Local governments and the College of William & Mary are sponsoring the series of “EcoEvents” to raise awareness of environmental sustainability, and to encourage eco-friendly practices in the days leading up to the April 22 holiday.
The City of Williamsburg is putting on a five day celebration of the holiday with Earth Week in the city. From April 20 through 24, residents can stop by the Williamsburg Municipal Building to pick up information and environmental swag. Visitors can also enter a drawing for a green basket filled with eco-supplies.
The recycling coordinators for the City of Williamsburg and James City and York counties are sponsoring a joint event at the Williamsburg Farmers Market. The event will teach visitors about locally sponsored environmental and sustainability programs.
Visitors will also be able to recycle plastic bags and cell phones at the event, which is scheduled for April 18 from 8 to 11:30 a.m.
William & Mary is staging another Earth Day extravaganza with the help of the city. Homebrewaroo: An Earth Week Celebration will feature informational booths on sustainability, musical performances and a free vegetarian meal, while college President Taylor Reveley will put the green in “green and gold” with a reading of Dr. Seuss’s classic tale, The Lorax.
The event is scheduled to run from 11 a.m. to 3 p.m. April 18 in the Crim Dell Meadow on the William & Mary campus. Additional information can be found online here.
Del. Monty Mason is hosting a clean-up of College Creek April 18 from 10 a.m. to noon. Those interested in volunteering for the cleanup can contact Tristan Macdonald at 757-229-9310.
The day of the holiday will be marked by a panel discussion on the local impact of rising sea levels. Featuring speakers from the Virginia Institute of Marine Science and the National Park Service, the April 22 panel will be held at the Williamsburg Community Building. Doors open at 5 p.m. and registration is available online.
Earth Day was first celebrated in 1970 and has since grown into a global recognition of the importance of sustainable environmental practices.
Local Youth Spend Lent Helping Others
While some in the Historic Triangle were giving things up for Lent, youth groups at Saint Bede Catholic Church were giving back to their community.
Every Sunday morning in March, kindergarten through eighth-grade youth groups collected goods to donate to charity.
By the end of the 40-day Lenten season, the children had collected 271 pairs of shoes and more than $100 for Soles4Souls, a nonprofit that distributes shoes and clothing to impoverished areas around the world.

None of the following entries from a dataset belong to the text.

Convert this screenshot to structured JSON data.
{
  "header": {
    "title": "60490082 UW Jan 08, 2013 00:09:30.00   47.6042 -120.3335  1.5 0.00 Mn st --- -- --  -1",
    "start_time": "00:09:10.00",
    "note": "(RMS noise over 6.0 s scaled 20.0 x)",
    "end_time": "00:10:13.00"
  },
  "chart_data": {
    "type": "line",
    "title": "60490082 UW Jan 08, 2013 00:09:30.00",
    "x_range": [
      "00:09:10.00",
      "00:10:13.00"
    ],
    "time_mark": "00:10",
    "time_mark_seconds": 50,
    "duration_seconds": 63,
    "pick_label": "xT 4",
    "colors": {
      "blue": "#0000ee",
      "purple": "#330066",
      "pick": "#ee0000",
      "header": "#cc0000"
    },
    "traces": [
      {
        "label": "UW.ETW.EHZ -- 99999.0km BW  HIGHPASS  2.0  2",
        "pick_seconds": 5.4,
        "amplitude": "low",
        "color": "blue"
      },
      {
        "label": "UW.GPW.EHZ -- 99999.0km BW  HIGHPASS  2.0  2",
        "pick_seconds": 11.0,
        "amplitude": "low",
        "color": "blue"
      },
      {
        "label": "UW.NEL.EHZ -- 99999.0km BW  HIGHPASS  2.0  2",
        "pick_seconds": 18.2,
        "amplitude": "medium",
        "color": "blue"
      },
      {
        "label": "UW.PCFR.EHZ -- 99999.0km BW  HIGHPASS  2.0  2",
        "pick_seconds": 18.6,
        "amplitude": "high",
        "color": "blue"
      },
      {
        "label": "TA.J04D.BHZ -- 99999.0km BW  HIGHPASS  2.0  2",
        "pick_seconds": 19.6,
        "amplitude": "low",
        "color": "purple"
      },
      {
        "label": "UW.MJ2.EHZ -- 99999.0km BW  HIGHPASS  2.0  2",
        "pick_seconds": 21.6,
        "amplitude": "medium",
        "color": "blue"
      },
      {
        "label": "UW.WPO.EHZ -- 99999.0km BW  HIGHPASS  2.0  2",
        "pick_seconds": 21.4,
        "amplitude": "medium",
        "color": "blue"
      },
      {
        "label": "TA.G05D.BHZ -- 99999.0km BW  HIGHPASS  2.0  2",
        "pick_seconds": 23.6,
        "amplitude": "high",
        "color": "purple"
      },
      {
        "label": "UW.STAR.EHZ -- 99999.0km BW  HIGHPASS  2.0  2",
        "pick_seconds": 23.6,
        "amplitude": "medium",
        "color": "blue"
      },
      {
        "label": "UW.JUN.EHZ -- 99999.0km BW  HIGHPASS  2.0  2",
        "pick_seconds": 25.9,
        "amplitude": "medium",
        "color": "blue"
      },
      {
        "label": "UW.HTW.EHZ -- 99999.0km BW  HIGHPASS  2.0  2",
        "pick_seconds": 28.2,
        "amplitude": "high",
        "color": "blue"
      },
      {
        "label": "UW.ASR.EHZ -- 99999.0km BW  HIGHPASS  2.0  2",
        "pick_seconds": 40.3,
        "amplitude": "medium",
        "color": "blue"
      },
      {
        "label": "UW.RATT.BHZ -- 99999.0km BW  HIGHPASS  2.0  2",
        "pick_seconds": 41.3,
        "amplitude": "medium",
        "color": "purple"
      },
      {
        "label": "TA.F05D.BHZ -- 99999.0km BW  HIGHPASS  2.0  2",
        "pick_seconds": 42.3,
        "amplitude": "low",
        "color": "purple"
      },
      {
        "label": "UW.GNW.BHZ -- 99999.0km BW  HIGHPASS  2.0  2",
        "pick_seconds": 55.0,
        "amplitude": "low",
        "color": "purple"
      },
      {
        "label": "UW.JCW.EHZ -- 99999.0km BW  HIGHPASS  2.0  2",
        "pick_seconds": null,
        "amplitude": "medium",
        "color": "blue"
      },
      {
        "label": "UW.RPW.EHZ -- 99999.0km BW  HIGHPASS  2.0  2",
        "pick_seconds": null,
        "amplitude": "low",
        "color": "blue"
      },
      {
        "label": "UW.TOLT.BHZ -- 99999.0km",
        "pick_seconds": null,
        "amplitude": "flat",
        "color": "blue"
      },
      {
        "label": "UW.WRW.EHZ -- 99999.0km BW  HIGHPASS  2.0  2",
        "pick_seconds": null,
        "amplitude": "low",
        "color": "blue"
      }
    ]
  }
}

The teen youth group raised more than $700 for Charity:Water, which seeks to increase global access to clean water.